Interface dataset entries

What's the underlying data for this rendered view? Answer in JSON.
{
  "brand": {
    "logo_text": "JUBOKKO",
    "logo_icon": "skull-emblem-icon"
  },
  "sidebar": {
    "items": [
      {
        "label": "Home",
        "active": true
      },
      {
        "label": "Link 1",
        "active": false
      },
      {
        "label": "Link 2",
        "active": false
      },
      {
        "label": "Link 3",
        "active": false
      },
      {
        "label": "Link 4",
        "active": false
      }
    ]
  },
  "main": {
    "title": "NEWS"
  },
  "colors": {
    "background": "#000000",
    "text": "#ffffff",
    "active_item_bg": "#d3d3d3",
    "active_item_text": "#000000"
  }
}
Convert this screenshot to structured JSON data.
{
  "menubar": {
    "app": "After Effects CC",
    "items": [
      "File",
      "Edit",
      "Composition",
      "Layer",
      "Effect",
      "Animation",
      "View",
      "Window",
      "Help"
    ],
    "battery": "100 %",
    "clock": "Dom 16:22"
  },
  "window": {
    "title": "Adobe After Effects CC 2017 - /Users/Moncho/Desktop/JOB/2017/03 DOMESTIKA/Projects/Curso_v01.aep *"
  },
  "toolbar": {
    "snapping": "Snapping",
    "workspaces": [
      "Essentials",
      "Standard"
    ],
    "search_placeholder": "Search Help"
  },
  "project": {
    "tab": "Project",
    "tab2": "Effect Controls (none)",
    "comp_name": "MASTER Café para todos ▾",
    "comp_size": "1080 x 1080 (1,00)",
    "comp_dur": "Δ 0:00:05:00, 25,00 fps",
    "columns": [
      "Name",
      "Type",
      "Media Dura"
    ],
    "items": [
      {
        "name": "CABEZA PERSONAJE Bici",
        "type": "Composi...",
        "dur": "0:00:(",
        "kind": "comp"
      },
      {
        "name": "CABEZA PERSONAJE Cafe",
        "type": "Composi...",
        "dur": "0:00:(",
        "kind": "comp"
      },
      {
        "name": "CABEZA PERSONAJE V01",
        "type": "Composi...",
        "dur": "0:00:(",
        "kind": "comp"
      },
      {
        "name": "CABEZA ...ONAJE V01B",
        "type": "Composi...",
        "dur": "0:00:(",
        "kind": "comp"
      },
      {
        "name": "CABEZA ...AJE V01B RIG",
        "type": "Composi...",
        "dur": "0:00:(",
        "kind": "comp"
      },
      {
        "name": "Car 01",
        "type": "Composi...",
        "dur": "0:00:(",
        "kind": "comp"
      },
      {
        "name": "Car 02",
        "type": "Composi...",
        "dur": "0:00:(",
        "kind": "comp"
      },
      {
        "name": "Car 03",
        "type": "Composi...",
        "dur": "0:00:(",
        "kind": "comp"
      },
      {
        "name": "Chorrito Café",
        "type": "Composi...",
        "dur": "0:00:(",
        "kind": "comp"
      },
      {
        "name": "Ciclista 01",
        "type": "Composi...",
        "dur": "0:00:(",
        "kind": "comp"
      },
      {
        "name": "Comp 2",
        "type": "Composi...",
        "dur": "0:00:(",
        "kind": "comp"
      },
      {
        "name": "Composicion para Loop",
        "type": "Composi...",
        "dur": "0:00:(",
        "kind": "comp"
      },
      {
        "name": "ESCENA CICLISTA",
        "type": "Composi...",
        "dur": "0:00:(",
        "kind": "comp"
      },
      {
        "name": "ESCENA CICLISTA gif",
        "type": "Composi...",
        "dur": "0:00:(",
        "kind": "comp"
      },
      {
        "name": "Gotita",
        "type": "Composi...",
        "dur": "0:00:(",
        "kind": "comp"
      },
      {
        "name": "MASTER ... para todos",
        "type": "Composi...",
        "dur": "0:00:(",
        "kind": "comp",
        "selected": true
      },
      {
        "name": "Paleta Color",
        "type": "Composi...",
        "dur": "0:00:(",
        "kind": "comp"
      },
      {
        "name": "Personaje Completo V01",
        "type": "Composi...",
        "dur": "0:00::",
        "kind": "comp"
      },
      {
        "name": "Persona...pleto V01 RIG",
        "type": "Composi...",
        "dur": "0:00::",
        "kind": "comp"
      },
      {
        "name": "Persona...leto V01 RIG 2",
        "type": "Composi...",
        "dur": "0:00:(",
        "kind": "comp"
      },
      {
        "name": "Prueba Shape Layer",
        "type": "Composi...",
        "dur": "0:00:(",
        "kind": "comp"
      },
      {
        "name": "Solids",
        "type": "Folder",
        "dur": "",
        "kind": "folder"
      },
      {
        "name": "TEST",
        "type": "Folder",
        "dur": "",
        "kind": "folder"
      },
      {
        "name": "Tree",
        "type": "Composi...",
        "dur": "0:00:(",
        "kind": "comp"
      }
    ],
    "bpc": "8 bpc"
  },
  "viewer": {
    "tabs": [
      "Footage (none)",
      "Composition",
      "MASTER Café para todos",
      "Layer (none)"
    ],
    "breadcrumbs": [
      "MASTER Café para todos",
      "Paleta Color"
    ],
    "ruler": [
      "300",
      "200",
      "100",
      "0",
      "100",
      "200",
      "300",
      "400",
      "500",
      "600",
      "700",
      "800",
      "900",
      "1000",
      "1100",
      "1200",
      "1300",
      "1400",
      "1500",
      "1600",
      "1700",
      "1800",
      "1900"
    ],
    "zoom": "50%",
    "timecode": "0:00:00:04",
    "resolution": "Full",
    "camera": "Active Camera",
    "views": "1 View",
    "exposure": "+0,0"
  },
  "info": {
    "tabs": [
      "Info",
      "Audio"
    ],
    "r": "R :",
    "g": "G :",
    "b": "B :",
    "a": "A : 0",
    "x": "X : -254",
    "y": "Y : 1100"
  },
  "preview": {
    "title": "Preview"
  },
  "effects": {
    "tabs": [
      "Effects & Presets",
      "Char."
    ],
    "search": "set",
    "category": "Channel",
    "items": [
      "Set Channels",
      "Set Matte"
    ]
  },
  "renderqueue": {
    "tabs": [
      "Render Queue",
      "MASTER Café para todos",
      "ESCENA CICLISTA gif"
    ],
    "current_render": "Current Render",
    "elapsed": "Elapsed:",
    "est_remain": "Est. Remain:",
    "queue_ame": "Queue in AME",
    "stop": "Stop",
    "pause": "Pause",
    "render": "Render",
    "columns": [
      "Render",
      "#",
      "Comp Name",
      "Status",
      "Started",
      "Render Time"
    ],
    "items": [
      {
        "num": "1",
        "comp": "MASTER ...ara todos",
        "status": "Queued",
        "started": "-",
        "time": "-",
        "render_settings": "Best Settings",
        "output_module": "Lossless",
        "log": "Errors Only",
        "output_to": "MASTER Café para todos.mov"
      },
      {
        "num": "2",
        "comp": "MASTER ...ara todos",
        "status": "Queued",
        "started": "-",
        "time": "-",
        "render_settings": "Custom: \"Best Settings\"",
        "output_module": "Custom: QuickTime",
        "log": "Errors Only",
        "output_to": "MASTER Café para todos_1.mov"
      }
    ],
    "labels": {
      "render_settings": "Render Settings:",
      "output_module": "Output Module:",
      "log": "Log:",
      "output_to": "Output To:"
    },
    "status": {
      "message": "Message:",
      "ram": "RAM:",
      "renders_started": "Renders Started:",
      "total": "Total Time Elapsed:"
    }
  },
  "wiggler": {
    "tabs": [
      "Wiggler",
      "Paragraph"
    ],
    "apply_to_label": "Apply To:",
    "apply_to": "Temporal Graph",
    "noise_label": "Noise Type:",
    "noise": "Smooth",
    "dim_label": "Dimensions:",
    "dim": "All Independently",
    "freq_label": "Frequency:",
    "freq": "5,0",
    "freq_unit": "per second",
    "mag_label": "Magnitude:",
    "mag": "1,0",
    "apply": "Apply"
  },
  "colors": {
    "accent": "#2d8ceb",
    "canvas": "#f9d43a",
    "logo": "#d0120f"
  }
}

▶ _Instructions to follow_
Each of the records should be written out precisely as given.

▶ _Written reply_
What's the underlying data for this rendered view? Answer in JSON.
{
  "brand": {
    "logo_text": "JUBOKKO",
    "logo_icon": "skull-emblem-icon"
  },
  "sidebar": {
    "items": [
      {
        "label": "Home",
        "active": true
      },
      {
        "label": "Link 1",
        "active": false
      },
      {
        "label": "Link 2",
        "active": false
      },
      {
        "label": "Link 3",
        "active": false
      },
      {
        "label": "Link 4",
        "active": false
      }
    ]
  },
  "main": {
    "title": "NEWS"
  },
  "colors": {
    "background": "#000000",
    "text": "#ffffff",
    "active_item_bg": "#d3d3d3",
    "active_item_text": "#000000"
  }
}
Convert this screenshot to structured JSON data.
{
  "menubar": {
    "app": "After Effects CC",
    "items": [
      "File",
      "Edit",
      "Composition",
      "Layer",
      "Effect",
      "Animation",
      "View",
      "Window",
      "Help"
    ],
    "battery": "100 %",
    "clock": "Dom 16:22"
  },
  "window": {
    "title": "Adobe After Effects CC 2017 - /Users/Moncho/Desktop/JOB/2017/03 DOMESTIKA/Projects/Curso_v01.aep *"
  },
  "toolbar": {
    "snapping": "Snapping",
    "workspaces": [
      "Essentials",
      "Standard"
    ],
    "search_placeholder": "Search Help"
  },
  "project": {
    "tab": "Project",
    "tab2": "Effect Controls (none)",
    "comp_name": "MASTER Café para todos ▾",
    "comp_size": "1080 x 1080 (1,00)",
    "comp_dur": "Δ 0:00:05:00, 25,00 fps",
    "columns": [
      "Name",
      "Type",
      "Media Dura"
    ],
    "items": [
      {
        "name": "CABEZA PERSONAJE Bici",
        "type": "Composi...",
        "dur": "0:00:(",
        "kind": "comp"
      },
      {
        "name": "CABEZA PERSONAJE Cafe",
        "type": "Composi...",
        "dur": "0:00:(",
        "kind": "comp"
      },
      {
        "name": "CABEZA PERSONAJE V01",
        "type": "Composi...",
        "dur": "0:00:(",
        "kind": "comp"
      },
      {
        "name": "CABEZA ...ONAJE V01B",
        "type": "Composi...",
        "dur": "0:00:(",
        "kind": "comp"
      },
      {
        "name": "CABEZA ...AJE V01B RIG",
        "type": "Composi...",
        "dur": "0:00:(",
        "kind": "comp"
      },
      {
        "name": "Car 01",
        "type": "Composi...",
        "dur": "0:00:(",
        "kind": "comp"
      },
      {
        "name": "Car 02",
        "type": "Composi...",
        "dur": "0:00:(",
        "kind": "comp"
      },
      {
        "name": "Car 03",
        "type": "Composi...",
        "dur": "0:00:(",
        "kind": "comp"
      },
      {
        "name": "Chorrito Café",
        "type": "Composi...",
        "dur": "0:00:(",
        "kind": "comp"
      },
      {
        "name": "Ciclista 01",
        "type": "Composi...",
        "dur": "0:00:(",
        "kind": "comp"
      },
      {
        "name": "Comp 2",
        "type": "Composi...",
        "dur": "0:00:(",
        "kind": "comp"
      },
      {
        "name": "Composicion para Loop",
        "type": "Composi...",
        "dur": "0:00:(",
        "kind": "comp"
      },
      {
        "name": "ESCENA CICLISTA",
        "type": "Composi...",
        "dur": "0:00:(",
        "kind": "comp"
      },
      {
        "name": "ESCENA CICLISTA gif",
        "type": "Composi...",
        "dur": "0:00:(",
        "kind": "comp"
      },
      {
        "name": "Gotita",
        "type": "Composi...",
        "dur": "0:00:(",
        "kind": "comp"
      },
      {
        "name": "MASTER ... para todos",
        "type": "Composi...",
        "dur": "0:00:(",
        "kind": "comp",
        "selected": true
      },
      {
        "name": "Paleta Color",
        "type": "Composi...",
        "dur": "0:00:(",
        "kind": "comp"
      },
      {
        "name": "Personaje Completo V01",
        "type": "Composi...",
        "dur": "0:00::",
        "kind": "comp"
      },
      {
        "name": "Persona...pleto V01 RIG",
        "type": "Composi...",
        "dur": "0:00::",
        "kind": "comp"
      },
      {
        "name": "Persona...leto V01 RIG 2",
        "type": "Composi...",
        "dur": "0:00:(",
        "kind": "comp"
      },
      {
        "name": "Prueba Shape Layer",
        "type": "Composi...",
        "dur": "0:00:(",
        "kind": "comp"
      },
      {
        "name": "Solids",
        "type": "Folder",
        "dur": "",
        "kind": "folder"
      },
      {
        "name": "TEST",
        "type": "Folder",
        "dur": "",
        "kind": "folder"
      },
      {
        "name": "Tree",
        "type": "Composi...",
        "dur": "0:00:(",
        "kind": "comp"
      }
    ],
    "bpc": "8 bpc"
  },
  "viewer": {
    "tabs": [
      "Footage (none)",
      "Composition",
      "MASTER Café para todos",
      "Layer (none)"
    ],
    "breadcrumbs": [
      "MASTER Café para todos",
      "Paleta Color"
    ],
    "ruler": [
      "300",
      "200",
      "100",
      "0",
      "100",
      "200",
      "300",
      "400",
      "500",
      "600",
      "700",
      "800",
      "900",
      "1000",
      "1100",
      "1200",
      "1300",
      "1400",
      "1500",
      "1600",
      "1700",
      "1800",
      "1900"
    ],
    "zoom": "50%",
    "timecode": "0:00:00:04",
    "resolution": "Full",
    "camera": "Active Camera",
    "views": "1 View",
    "exposure": "+0,0"
  },
  "info": {
    "tabs": [
      "Info",
      "Audio"
    ],
    "r": "R :",
    "g": "G :",
    "b": "B :",
    "a": "A : 0",
    "x": "X : -254",
    "y": "Y : 1100"
  },
  "preview": {
    "title": "Preview"
  },
  "effects": {
    "tabs": [
      "Effects & Presets",
      "Char."
    ],
    "search": "set",
    "category": "Channel",
    "items": [
      "Set Channels",
      "Set Matte"
    ]
  },
  "renderqueue": {
    "tabs": [
      "Render Queue",
      "MASTER Café para todos",
      "ESCENA CICLISTA gif"
    ],
    "current_render": "Current Render",
    "elapsed": "Elapsed:",
    "est_remain": "Est. Remain:",
    "queue_ame": "Queue in AME",
    "stop": "Stop",
    "pause": "Pause",
    "render": "Render",
    "columns": [
      "Render",
      "#",
      "Comp Name",
      "Status",
      "Started",
      "Render Time"
    ],
    "items": [
      {
        "num": "1",
        "comp": "MASTER ...ara todos",
        "status": "Queued",
        "started": "-",
        "time": "-",
        "render_settings": "Best Settings",
        "output_module": "Lossless",
        "log": "Errors Only",
        "output_to": "MASTER Café para todos.mov"
      },
      {
        "num": "2",
        "comp": "MASTER ...ara todos",
        "status": "Queued",
        "started": "-",
        "time": "-",
        "render_settings": "Custom: \"Best Settings\"",
        "output_module": "Custom: QuickTime",
        "log": "Errors Only",
        "output_to": "MASTER Café para todos_1.mov"
      }
    ],
    "labels": {
      "render_settings": "Render Settings:",
      "output_module": "Output Module:",
      "log": "Log:",
      "output_to": "Output To:"
    },
    "status": {
      "message": "Message:",
      "ram": "RAM:",
      "renders_started": "Renders Started:",
      "total": "Total Time Elapsed:"
    }
  },
  "wiggler": {
    "tabs": [
      "Wiggler",
      "Paragraph"
    ],
    "apply_to_label": "Apply To:",
    "apply_to": "Temporal Graph",
    "noise_label": "Noise Type:",
    "noise": "Smooth",
    "dim_label": "Dimensions:",
    "dim": "All Independently",
    "freq_label": "Frequency:",
    "freq": "5,0",
    "freq_unit": "per second",
    "mag_label": "Magnitude:",
    "mag": "1,0",
    "apply": "Apply"
  },
  "colors": {
    "accent": "#2d8ceb",
    "canvas": "#f9d43a",
    "logo": "#d0120f"
  }
}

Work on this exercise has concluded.